No Jarrett Allen, a lot of problems on defense

Jarrett Allen has been underrated this season as a defensive player. In fact, he’s the perfect foil to Mitchell whereas Allen acts as the defensive anchor and has helped lead the Cavaliers to one of the NBA’s top overall defenses.

In the first half against the Jazz, Allen’s availability went from active to questionable due to an illness. Maybe he ate pizza from the same place Michael Jordan had it during the 1997 NBA Finals. Nevertheless, Allen didn’t start the second half and the Cavaliers went with Caris LeVert and Lamar Stevens in the starting unit. Stevens, who was in foul trouble, was soon replaced by Okoro, forcing the Cavaliers to go small.

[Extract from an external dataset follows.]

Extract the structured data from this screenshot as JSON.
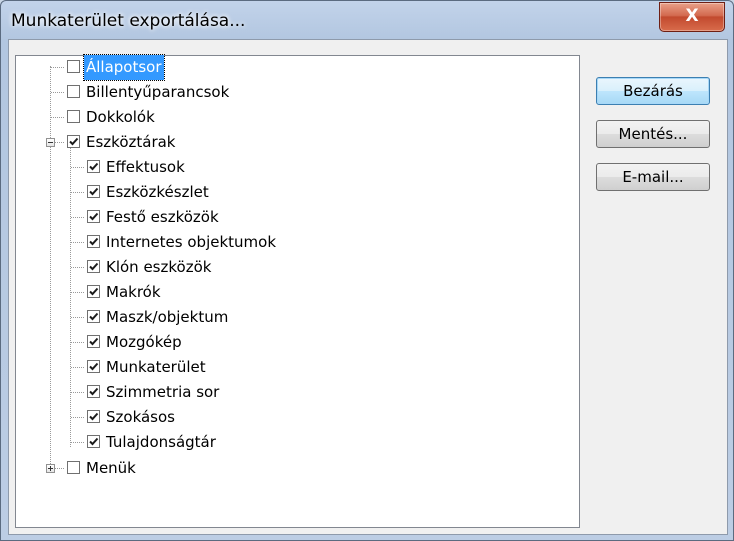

Regardless of the size of Cleveland’s lineups, Utah exploited the lack of Allen on the interior and constantly attacked Evan Mobley, challenging him to carry his usual responsibilities as well as masquerade as an Allen replacement. Overall, the Jazz had 48 points on the interior and when the Cavaliers tried to collapse, Utah would instead burn them on the perimeter, scoring 30 points from three-point range.

Hopefully, Allen is okay in time for Portland on Thursday since Cleveland looks lost at times on defense without him.

Cleveland’s road woes seem to still be an issue.

Despite the strong game the other night against the Suns, the Cavaliers struggled all night long against the Jazz. But, what’s different from some of Cleveland’s uglier road losses, the Cavaliers were able to find a way to dig deep and try and remain competitive. That’s impressive, especially with Jarrett Allen hardly playing in this game.

But, with the Cavaliers leading by five with less than 90 seconds to go, Caris LeVert bit on two Jordan Clarkson pump fakes and Cleveland saw their lead evaporate.

It’s not about wins and losses. It’s about wins and lessons and boy, this was a tough one.

Up next: The Cavs stay on the road and head up to The Rose City to take on the Portland Trail Blazers. Tipoff is at 10 PM EST.